§ **Recorded information**:
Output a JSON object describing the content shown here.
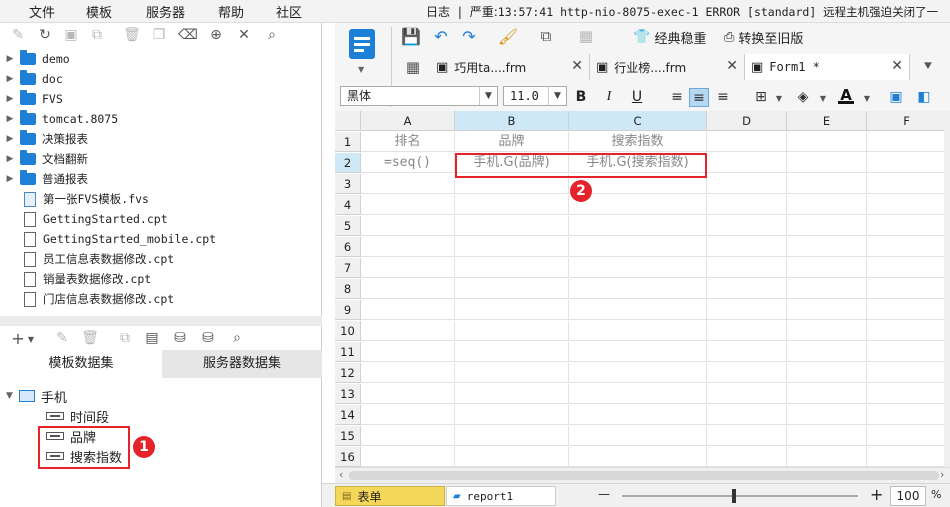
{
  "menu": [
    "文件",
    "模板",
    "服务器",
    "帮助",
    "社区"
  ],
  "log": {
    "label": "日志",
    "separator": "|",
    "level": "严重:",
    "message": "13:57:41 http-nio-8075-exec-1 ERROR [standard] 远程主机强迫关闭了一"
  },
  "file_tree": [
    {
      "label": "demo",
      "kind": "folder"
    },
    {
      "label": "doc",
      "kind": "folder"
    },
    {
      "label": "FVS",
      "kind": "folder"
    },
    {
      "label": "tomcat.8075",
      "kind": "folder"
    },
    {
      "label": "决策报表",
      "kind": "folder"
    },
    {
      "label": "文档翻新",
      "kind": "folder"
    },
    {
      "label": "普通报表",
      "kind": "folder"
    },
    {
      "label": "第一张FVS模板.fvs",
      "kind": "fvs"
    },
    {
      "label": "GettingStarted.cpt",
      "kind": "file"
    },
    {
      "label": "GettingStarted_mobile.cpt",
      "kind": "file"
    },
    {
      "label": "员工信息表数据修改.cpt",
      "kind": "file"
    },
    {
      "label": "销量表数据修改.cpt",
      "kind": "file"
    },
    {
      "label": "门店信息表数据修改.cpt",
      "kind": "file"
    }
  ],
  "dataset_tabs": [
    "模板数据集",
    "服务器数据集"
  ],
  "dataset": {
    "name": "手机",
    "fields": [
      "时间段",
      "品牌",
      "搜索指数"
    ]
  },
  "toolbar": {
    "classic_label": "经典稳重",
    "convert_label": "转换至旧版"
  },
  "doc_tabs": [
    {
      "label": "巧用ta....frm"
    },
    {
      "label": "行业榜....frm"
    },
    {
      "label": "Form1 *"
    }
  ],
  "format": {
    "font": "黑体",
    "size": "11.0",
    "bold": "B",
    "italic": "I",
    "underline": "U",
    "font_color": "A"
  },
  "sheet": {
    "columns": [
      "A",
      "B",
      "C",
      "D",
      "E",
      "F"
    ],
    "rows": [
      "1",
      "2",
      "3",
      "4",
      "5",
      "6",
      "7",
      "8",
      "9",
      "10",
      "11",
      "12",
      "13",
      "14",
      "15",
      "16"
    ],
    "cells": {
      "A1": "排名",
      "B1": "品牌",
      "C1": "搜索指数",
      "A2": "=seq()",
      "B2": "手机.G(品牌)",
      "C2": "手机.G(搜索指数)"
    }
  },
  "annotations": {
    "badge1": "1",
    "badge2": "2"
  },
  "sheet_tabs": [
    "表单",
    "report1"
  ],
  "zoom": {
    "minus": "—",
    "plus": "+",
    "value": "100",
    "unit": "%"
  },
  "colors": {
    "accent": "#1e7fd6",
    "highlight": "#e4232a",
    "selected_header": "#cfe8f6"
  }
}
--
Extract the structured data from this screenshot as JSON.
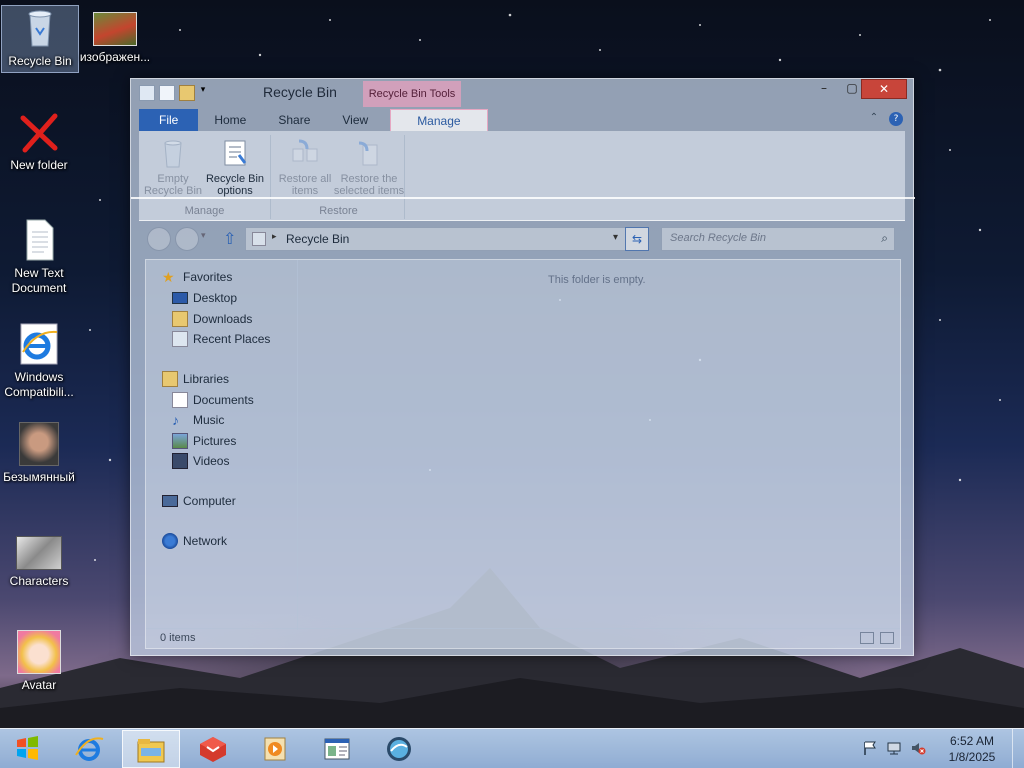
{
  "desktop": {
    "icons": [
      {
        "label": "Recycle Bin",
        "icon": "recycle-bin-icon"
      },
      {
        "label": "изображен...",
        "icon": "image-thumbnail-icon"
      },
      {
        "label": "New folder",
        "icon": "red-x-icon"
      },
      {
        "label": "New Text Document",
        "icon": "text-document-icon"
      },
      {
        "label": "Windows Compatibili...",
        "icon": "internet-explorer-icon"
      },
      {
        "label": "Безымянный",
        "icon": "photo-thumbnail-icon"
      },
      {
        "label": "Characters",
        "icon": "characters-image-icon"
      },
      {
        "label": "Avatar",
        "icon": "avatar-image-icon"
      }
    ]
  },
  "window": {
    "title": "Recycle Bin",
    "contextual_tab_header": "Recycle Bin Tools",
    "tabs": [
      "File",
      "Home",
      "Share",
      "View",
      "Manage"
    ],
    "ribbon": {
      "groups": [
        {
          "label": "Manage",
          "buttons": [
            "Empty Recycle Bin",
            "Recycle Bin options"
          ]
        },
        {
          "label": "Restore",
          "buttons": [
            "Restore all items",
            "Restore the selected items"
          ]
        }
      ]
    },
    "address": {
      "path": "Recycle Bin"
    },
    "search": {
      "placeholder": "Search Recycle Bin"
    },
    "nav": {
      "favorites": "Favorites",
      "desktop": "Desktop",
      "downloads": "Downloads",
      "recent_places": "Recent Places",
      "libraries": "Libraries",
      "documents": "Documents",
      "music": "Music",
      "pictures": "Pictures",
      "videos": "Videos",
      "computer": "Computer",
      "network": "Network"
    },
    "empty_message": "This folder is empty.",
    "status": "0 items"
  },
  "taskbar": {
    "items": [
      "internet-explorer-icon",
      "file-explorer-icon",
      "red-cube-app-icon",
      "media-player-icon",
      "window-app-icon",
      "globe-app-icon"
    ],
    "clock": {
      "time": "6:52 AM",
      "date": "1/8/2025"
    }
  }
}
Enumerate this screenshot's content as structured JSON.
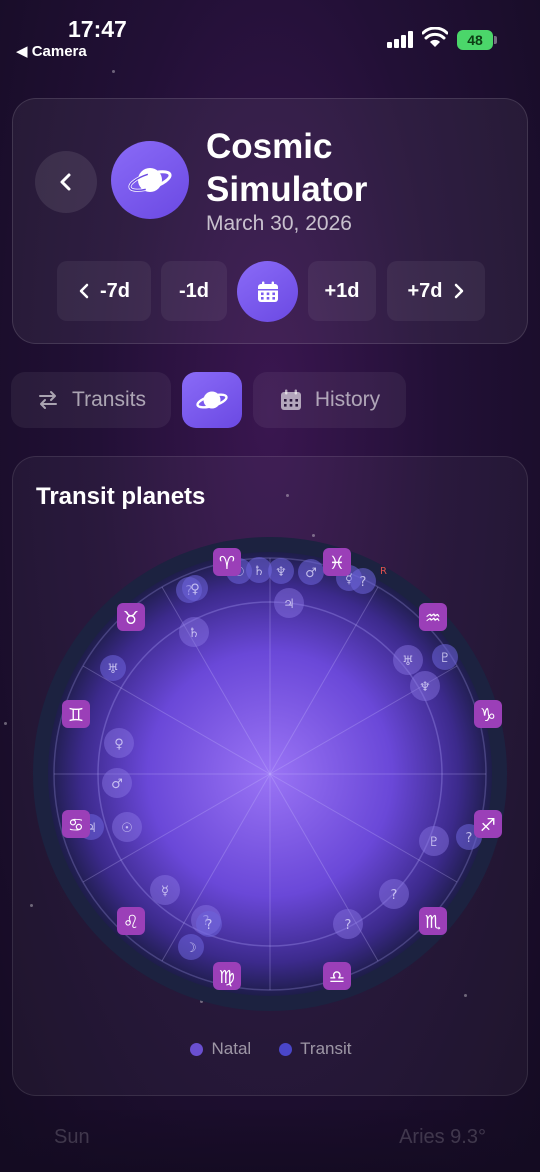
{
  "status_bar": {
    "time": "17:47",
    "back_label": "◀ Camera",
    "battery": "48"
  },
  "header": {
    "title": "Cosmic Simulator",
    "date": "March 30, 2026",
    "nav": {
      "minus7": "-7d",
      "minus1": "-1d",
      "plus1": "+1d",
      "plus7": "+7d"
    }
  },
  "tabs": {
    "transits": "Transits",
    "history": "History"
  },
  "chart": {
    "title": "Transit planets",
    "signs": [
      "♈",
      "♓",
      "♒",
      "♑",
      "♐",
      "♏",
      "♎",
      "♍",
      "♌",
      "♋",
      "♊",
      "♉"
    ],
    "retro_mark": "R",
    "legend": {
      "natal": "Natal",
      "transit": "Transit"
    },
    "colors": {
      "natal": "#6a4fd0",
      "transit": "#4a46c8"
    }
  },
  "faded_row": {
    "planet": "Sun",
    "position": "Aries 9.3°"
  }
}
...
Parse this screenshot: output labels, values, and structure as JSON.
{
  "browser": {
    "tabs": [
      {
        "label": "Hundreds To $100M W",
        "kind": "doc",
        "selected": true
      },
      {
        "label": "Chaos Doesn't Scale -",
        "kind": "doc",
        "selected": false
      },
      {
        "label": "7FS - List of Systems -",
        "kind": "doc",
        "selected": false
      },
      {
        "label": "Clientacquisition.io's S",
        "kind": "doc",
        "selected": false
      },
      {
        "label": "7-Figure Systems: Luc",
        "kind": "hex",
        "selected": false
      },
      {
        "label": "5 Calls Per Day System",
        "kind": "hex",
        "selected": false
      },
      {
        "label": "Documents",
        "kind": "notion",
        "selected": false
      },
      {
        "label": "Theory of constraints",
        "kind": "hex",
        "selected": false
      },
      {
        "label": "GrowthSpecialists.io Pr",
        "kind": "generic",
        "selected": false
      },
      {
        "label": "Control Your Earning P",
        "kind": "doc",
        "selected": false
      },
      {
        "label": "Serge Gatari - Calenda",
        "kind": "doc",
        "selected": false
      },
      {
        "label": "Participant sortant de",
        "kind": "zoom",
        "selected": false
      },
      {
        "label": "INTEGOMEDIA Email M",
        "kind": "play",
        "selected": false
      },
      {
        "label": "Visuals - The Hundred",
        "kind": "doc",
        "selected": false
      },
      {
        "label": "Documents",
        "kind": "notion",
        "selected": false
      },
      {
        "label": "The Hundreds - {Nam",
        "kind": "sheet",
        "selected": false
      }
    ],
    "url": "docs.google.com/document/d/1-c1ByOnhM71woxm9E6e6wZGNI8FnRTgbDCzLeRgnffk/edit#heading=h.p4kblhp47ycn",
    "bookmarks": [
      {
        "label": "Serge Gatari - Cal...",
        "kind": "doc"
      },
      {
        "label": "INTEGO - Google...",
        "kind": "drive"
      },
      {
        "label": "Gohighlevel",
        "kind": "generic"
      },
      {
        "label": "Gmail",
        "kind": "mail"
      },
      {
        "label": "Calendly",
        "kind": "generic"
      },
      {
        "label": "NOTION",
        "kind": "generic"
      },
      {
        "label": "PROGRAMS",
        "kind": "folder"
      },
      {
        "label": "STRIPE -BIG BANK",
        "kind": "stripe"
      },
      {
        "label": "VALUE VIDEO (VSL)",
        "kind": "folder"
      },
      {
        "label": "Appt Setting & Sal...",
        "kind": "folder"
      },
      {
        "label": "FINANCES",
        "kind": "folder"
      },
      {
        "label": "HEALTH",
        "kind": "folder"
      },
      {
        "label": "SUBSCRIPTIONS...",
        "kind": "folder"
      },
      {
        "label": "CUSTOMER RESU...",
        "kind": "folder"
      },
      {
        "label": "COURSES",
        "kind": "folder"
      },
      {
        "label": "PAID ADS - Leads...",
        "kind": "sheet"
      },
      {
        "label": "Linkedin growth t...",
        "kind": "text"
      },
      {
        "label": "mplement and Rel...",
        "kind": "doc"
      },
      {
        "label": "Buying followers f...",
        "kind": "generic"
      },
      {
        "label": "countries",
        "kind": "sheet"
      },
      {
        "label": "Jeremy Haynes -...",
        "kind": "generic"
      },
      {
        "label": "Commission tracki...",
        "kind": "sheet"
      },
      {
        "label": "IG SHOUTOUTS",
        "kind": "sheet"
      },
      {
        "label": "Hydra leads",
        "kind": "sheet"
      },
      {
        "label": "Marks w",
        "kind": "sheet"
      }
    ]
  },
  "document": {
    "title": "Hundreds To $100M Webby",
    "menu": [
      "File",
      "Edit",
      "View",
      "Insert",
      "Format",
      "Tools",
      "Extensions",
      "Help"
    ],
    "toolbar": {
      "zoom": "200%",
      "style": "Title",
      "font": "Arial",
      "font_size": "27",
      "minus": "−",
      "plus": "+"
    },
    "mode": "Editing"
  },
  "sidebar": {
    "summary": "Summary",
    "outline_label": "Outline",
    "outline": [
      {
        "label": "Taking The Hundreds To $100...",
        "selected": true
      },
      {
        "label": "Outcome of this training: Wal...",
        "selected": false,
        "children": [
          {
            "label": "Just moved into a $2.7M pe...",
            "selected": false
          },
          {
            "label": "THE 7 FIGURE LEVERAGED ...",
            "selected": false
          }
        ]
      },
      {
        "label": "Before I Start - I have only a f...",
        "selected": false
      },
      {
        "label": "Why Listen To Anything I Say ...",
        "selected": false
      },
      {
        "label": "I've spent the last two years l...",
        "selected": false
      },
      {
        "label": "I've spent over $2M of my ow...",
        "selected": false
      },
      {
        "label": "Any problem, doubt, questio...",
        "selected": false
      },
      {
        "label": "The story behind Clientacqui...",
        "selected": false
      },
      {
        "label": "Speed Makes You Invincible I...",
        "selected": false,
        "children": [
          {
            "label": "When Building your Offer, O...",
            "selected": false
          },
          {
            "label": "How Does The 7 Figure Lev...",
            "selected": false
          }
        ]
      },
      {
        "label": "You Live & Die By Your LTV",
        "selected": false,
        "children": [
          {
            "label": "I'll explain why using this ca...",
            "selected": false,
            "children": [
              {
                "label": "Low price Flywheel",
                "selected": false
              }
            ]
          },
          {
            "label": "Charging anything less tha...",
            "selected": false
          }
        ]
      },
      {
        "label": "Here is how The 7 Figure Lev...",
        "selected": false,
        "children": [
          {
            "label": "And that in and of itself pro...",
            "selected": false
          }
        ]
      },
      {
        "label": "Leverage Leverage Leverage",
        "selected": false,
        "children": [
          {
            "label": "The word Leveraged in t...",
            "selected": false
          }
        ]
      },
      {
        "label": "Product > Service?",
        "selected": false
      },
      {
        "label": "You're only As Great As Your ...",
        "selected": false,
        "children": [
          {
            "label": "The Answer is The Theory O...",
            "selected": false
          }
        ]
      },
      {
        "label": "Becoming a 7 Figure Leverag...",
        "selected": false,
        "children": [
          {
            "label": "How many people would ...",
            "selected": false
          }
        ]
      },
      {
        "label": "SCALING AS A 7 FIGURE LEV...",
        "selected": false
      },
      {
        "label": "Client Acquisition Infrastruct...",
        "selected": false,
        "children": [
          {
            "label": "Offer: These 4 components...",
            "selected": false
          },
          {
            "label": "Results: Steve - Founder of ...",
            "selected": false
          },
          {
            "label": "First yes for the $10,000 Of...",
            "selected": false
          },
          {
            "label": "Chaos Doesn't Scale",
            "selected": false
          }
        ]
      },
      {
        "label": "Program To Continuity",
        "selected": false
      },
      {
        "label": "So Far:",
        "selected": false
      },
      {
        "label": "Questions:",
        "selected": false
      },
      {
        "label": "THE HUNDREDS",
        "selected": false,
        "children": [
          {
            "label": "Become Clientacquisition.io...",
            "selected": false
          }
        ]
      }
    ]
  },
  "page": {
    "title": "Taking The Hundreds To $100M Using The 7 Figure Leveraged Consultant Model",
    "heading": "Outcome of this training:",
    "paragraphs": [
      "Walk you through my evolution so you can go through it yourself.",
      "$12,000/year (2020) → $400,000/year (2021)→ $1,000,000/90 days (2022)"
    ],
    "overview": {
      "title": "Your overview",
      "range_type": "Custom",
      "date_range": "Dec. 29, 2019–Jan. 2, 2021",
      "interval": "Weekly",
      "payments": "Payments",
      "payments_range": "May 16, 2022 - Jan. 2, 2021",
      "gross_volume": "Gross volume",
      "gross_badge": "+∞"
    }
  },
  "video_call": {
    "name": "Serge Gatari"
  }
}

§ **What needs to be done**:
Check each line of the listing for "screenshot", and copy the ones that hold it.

§ **Response**:
Extract the structured data from this screenshot as JSON.
Enumerate this screenshot's content as structured JSON.
Parse this screenshot: output labels, values, and structure as JSON.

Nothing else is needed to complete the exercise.